Problem description
Within the entries below, find each line containing the word "JSON" and copy it.
Start of Extracted entries
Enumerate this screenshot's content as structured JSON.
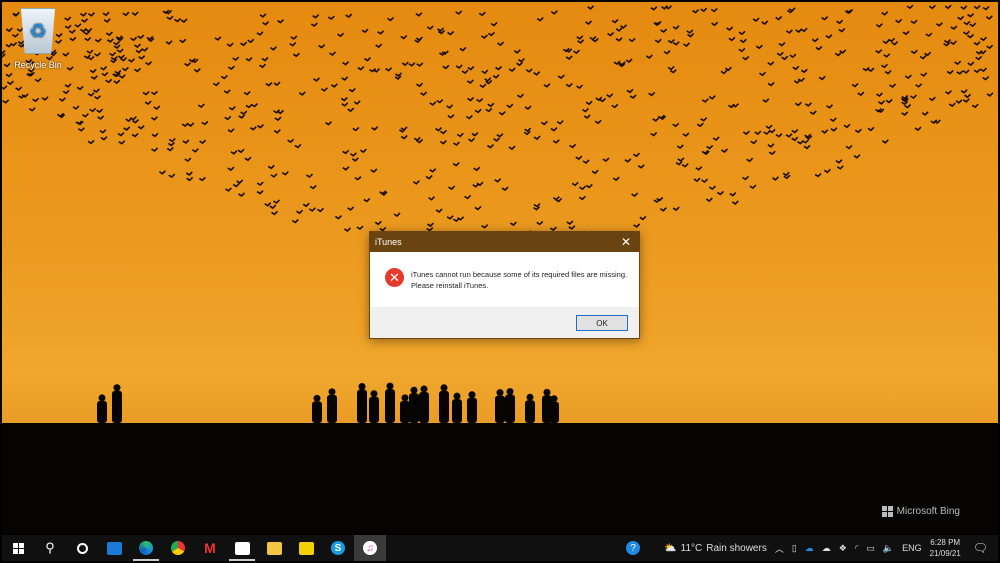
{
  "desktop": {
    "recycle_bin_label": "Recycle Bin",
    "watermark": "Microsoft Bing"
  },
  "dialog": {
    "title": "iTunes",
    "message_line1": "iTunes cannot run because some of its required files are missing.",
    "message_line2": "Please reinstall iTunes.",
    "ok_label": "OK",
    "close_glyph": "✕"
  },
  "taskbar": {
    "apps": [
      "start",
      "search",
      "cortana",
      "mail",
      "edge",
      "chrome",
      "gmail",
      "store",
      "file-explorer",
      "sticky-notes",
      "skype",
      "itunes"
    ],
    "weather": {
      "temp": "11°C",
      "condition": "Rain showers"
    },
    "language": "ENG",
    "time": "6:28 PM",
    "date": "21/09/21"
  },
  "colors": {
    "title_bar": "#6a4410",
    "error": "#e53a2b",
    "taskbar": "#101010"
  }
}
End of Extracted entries
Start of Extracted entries
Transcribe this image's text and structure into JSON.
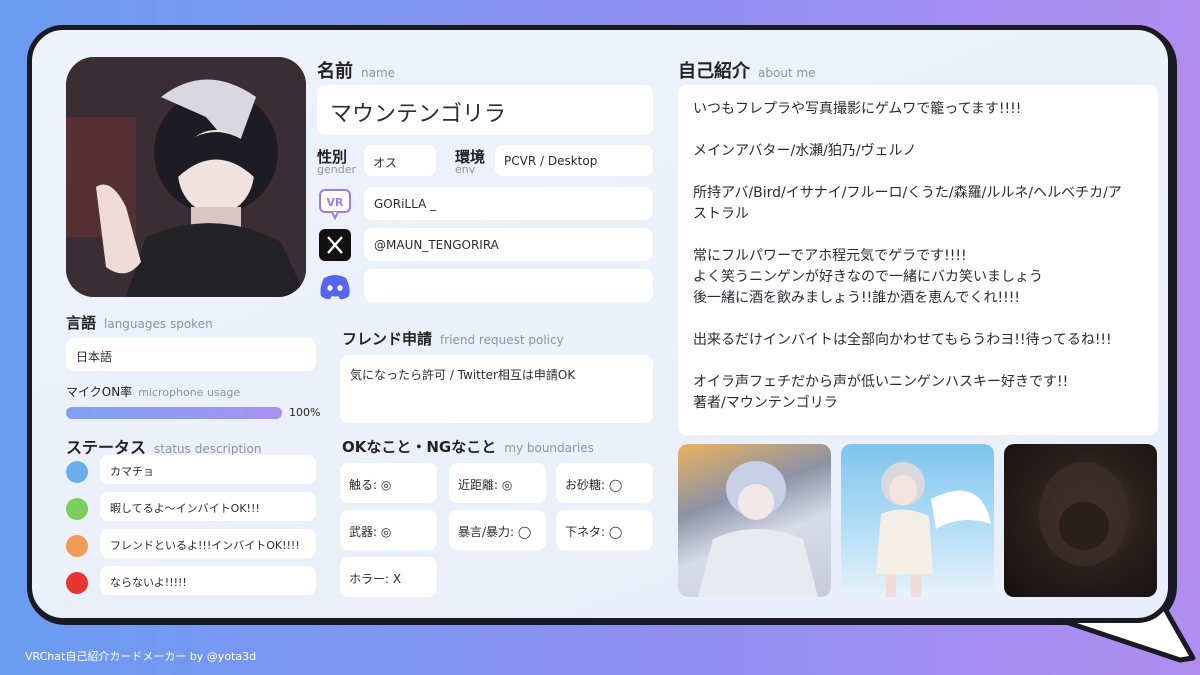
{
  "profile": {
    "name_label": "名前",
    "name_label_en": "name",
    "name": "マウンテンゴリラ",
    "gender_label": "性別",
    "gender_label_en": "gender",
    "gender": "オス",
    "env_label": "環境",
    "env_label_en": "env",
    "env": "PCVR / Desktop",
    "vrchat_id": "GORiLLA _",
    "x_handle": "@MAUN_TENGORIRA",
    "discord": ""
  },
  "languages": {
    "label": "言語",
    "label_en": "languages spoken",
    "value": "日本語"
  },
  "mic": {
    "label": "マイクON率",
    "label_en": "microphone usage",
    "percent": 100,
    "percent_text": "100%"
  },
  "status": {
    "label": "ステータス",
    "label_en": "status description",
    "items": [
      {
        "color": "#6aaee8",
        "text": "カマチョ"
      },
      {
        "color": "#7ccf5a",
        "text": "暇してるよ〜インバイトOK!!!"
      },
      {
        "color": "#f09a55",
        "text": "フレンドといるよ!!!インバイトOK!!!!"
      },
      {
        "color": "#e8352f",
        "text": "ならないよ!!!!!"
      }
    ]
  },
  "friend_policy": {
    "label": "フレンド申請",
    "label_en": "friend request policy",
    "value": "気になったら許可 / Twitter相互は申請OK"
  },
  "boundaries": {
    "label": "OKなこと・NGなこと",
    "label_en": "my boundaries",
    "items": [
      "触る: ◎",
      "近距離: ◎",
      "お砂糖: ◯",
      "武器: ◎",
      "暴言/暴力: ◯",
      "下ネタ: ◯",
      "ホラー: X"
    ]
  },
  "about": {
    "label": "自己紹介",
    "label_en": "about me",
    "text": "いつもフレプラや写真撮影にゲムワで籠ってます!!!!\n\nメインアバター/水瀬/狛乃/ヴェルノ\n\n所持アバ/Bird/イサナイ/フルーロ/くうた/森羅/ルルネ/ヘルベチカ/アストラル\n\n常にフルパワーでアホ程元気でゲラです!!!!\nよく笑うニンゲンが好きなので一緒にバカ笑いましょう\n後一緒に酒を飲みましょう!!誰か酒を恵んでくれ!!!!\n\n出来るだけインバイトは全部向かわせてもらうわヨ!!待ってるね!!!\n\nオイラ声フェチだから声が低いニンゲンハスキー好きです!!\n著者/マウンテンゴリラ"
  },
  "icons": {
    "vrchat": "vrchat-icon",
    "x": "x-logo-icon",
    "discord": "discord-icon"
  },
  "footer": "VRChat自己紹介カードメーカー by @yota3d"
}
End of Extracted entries
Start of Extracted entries
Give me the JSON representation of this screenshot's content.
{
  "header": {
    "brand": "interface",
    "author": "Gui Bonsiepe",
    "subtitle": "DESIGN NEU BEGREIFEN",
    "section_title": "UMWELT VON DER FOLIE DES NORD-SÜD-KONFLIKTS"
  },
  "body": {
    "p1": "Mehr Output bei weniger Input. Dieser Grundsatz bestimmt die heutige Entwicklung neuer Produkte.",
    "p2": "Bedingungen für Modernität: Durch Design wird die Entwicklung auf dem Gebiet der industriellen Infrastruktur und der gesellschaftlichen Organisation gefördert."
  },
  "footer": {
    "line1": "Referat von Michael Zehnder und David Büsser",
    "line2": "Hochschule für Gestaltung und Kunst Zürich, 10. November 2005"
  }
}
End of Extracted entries
Written response
Enumerate this screenshot's content as structured JSON.
Transcribe this image's text and structure into JSON.
Give me the JSON representation of this screenshot's content.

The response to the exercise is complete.